  21. 21. Ethics • Ethics: the study of good and bad, right and wrong - The set of moral principles or values held by a person or society that tells us how we ought to behave - Will save most of this discussion for the end of the semester
  22. 22. Environmental ethics Should we conserve wildlife for future generations? Is it OK to hunt or trap animals? Should we drive other species to extinction to maintain economic growth? Is it OK to destroy a forest to create certain jobs for people?
  23. 23. Three ethical perspectives or viewpoints • Anthropocentrism: only humans have rights - Costs and benefits are measured only according to their impact on people - Anything not providing benefit to people has no value • Biocentrism: certain living things also have value - All life has ethical standing - Development is opposed if it destroys life, even if it creates jobs • Ecocentrism: whole ecological systems have value - Values the well-being of species, communities, or ecosystems - Holistic perspective, stresses preserving connections

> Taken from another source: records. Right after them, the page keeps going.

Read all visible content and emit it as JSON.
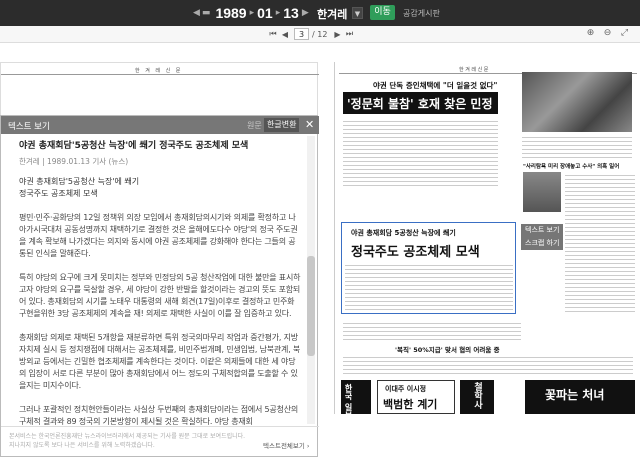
{
  "topbar": {
    "year": "1989",
    "month": "01",
    "day": "13",
    "paper": "한겨레",
    "move_label": "이동",
    "notice_label": "공감게시판"
  },
  "pager": {
    "current": "3",
    "total": "/ 12"
  },
  "text_panel": {
    "title": "텍스트 보기",
    "original_tab": "원문",
    "convert_tab": "한글변환",
    "article_title": "야권 총재회담'5공청산 늑장'에 쐐기 정국주도 공조체제 모색",
    "meta": "한겨레 | 1989.01.13 기사 (뉴스)",
    "subtitle_1": "야권 총재회담'5공청산 늑장'에 쐐기",
    "subtitle_2": "정국주도 공조체제 모색",
    "paragraphs": [
      "평민·민주·공화당의 12일 정책위 의장 모임에서 총재회담의시기와 의제를 확정하고 나아가시국대처 공동성명까지 채택하기로 결정한 것은 올해에도다수 야당'의 정국 주도권을 계속 확보해 나가겠다는 의지와 동시에 야권 공조체제를 강화해야 한다는 그들의 공통된 인식을 말해준다.",
      "특히 야당의 요구에 크게 못미치는 정부와 민정당의 5공 청산작업에 대한 불만을 표시하고자 야당의 요구를 묵살할 경우, 세 야당이 강한 반발을 할것이라는 경고의 뜻도 포함되어 있다. 총재회담의 시기를 노태우 대통령의 새해 회견(17일)이후로 결정하고 민주화 구현을위한 3당 공조체제의 계속을 재! 의제로 채택한 사실이 이를 잘 입증하고 있다.",
      "총재회담 의제로 채택된 5개항을 재분류하면 특위 정국의마무리 작업과 중간평가, 지방자치제 실시 등 정치쟁점에 대해서는 공조체제를, 비민주법개폐, 민생입법, 남북관계, 북방외교 등에서는 긴밀한 협조체제를 계속한다는 것이다. 이같은 의제들에 대한 세 야당의 입장이 서로 다른 부분이 많아 총재회담에서 어느 정도의 구체적합의를 도출할 수 있을지는 미지수이다.",
      "그러나 포괄적인 정치현안들이라는 사실상 두번째의 총재회담이라는 점에서 5공청산의 구체적 결과와 89 정국의 기본방향이 제시될 것은 확실하다. 야당 총재회"
    ],
    "footer_note_1": "본서비스는 한국언론진흥재단 뉴스라이브러리에서 제공되는 기사를 원문 그대로 보여드립니다.",
    "footer_note_2": "지나치지 않도록 보다 나은 서비스를 위해 노력하겠습니다.",
    "footer_button": "텍스트전체보기 ›"
  },
  "newspaper_right": {
    "masthead": "한 겨 레 신 문",
    "headline_1": "야권 단독 증인채택에 \"더 일을것 없다\"",
    "headline_2": "'정문회 불참' 호재 찾은 민정",
    "headline_3": "야권 총재회담 5공청산 늑장에 쐐기",
    "headline_4": "정국주도 공조체제 모색",
    "headline_5": "'복직' 50%지급' 맞서 협의 어려움 중",
    "caption_1": "\"사리탐욕 미리 장애놓고 수사\" 의혹 일어",
    "ad_1": "한국 일보사",
    "ad_2": "이대주 이시정",
    "ad_3": "백범한 계기",
    "ad_4": "철학사",
    "ad_5": "꽃파는 처녀",
    "overlay_1": "텍스트 보기",
    "overlay_2": "스크랩 하기"
  },
  "newspaper_left": {
    "masthead": "한 겨 레 신 문"
  }
}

  24. 24. The preservation ethic • Unspoiled nature should be protected for its own inherent value. • We should protect our environment in a pristine state, because it promotes human happiness and fulfillment. • John Muir (right, with President Roosevelt at Yosemite National Park) had an ecocentric viewpoint.

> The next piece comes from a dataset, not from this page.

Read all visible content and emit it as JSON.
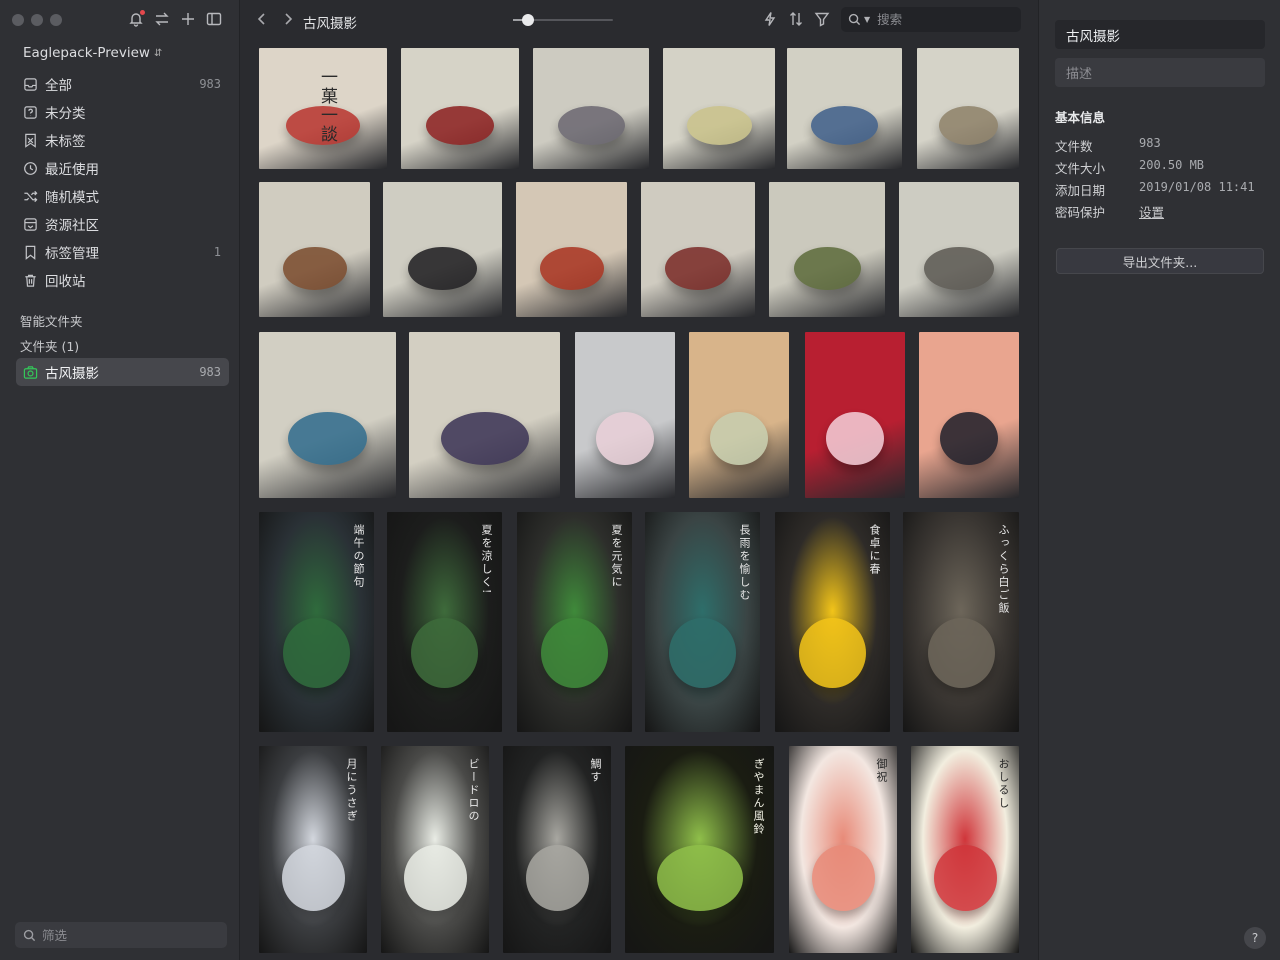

  25. 25. The conservation ethic • A utilitarian standard that calls for prudent, efficient, and sustainable resource extraction and use • Gifford Pinchot had an anthropocentric viewpoint. •Use natural resources wisely for the greatest good for the most people
  26. 26. The land ethic • Healthy ecological systems depend on protecting all parts. • Aldo Leopold believed that humans should view themselves and the land as members of the same community. • We are obligated to treat the land ethically. • The land ethic will help guide decision making.
  27. 27. Ecofeminism • Female worldview: interrelationships and cooperation • Male worldview: hierarchies, competition, domination, and conquest • Perhaps males need to consider the female perspective when attempting to conserve nature
  28. 28. Environmental justice (EJ) • The poor and minorities are exposed to more pollution, hazards, and environmental degradation. • Despite progress, significant inequalities remain. The U.S. exports waste, particularly to poor nations.
  29. 29. Sustainability • A guiding principle of environmental science • Living within our planet’s means - The Earth can sustain humans AND other organisms for the future - Leaving our descendents with a rich, full world - Developing solutions that work in the long term - Requires keeping fully functioning ecological systems
  30. 30. Sustainability • We are increasing our burden on the planet each year. - Population growth, affluence, consumption • Natural capital: the accumulated wealth of Earth - We are withdrawing our planet’s natural capital 30% faster than it is being produced
  31. 31. Ecological footprints are not all equal
  32. 32. Sustainable solutions abound • Sustainable development: using resources to satisfy current needs without compromising future availability of resources • Sustainability involves: - Renewable energy sources - Soil conservation, high-efficiency irrigation, organic agriculture - Pollution reduction - Habitat and species protection - Recycling - Fighting global climate change Humanity’s challenge is to develop solutions that further our quality of life while protecting and restoring the environment.
  33. 33. Will we develop in a sustainable way? This is the single most important question we face.